Now that you know what the relationship triangle is and how we may unknowingly fit into these interchanging roles, hopefully, you have a better idea of how to break out of it too. For those who find themselves stuck in such a loop, Pragati shares one final piece of advice.
“Instead of blaming the circumstances or the people around them, a person needs to focus on building themselves up. At the end of the day, however bad the environmental standards are, we are born free. We’ve got to feel that freedom in our heads, that’s what every victim needs to start off with. If something’s constricting you, focusing on unraveling the knots in your own self,” she says.
The relationship triangle occurs when someone, albeit unknowingly, may take on the role of the victim or the persecutor. The reason they do so may be due to environmental factors or their temperament, and it is also heavily influenced by how a person’s relationship with their primary caregiver has been.
To break out of a drama triangle, the most important thing to remember is to achieve emotional maturity and to work on oneself. The victim must realize that they’re stronger than they think. The persecutor must realize their harsh nature isn’t doing anyone any favors. Effective communication between people, and seeking professional help can help tremendously as well.

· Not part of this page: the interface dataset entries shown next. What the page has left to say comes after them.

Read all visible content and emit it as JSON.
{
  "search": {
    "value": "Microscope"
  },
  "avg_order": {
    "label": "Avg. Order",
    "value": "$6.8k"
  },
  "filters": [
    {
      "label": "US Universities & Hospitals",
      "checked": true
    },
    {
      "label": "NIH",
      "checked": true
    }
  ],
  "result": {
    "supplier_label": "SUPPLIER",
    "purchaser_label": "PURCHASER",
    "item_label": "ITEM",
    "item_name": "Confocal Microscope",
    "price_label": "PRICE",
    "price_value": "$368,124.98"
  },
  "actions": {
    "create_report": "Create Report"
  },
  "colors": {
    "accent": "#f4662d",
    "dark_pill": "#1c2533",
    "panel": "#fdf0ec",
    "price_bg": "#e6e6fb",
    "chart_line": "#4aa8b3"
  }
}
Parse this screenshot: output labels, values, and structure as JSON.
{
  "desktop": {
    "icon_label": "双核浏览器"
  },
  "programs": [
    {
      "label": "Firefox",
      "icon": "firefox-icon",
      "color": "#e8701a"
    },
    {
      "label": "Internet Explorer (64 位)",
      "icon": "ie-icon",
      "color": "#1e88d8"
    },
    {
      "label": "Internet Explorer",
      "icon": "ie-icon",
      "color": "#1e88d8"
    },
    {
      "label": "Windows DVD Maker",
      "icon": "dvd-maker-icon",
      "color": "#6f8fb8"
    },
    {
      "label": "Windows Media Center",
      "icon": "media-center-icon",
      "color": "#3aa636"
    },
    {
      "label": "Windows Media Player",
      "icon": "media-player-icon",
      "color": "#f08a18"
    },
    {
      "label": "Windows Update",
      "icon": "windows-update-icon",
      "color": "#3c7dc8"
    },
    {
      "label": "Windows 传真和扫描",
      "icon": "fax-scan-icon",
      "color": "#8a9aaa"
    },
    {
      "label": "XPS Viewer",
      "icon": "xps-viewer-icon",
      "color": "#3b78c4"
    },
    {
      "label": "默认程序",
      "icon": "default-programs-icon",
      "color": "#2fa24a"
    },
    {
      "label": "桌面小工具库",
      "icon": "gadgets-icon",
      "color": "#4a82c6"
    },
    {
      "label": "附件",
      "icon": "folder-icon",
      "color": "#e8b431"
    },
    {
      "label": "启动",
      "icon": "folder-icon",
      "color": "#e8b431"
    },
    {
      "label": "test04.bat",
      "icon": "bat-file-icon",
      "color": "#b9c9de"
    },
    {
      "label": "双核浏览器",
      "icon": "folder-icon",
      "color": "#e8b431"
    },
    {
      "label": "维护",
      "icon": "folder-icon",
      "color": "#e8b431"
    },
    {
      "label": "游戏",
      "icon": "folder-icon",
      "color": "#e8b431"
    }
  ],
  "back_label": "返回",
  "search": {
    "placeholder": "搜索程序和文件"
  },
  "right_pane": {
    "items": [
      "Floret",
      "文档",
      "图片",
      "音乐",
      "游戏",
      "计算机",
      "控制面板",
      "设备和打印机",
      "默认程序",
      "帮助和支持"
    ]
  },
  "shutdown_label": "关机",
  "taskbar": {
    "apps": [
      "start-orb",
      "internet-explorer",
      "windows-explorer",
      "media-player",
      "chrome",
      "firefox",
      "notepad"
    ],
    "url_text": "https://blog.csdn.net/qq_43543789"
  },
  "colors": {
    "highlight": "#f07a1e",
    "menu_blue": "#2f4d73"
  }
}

The codependent triangle is a theory by psychologist Stephen Karpman that states the three roles people in relationships often play. The roles are victim, persecutor, and rescuer. The three roles are interdependent, interchangeable, and essentially complement each other. This is why this drama triangle is so hard to break out of.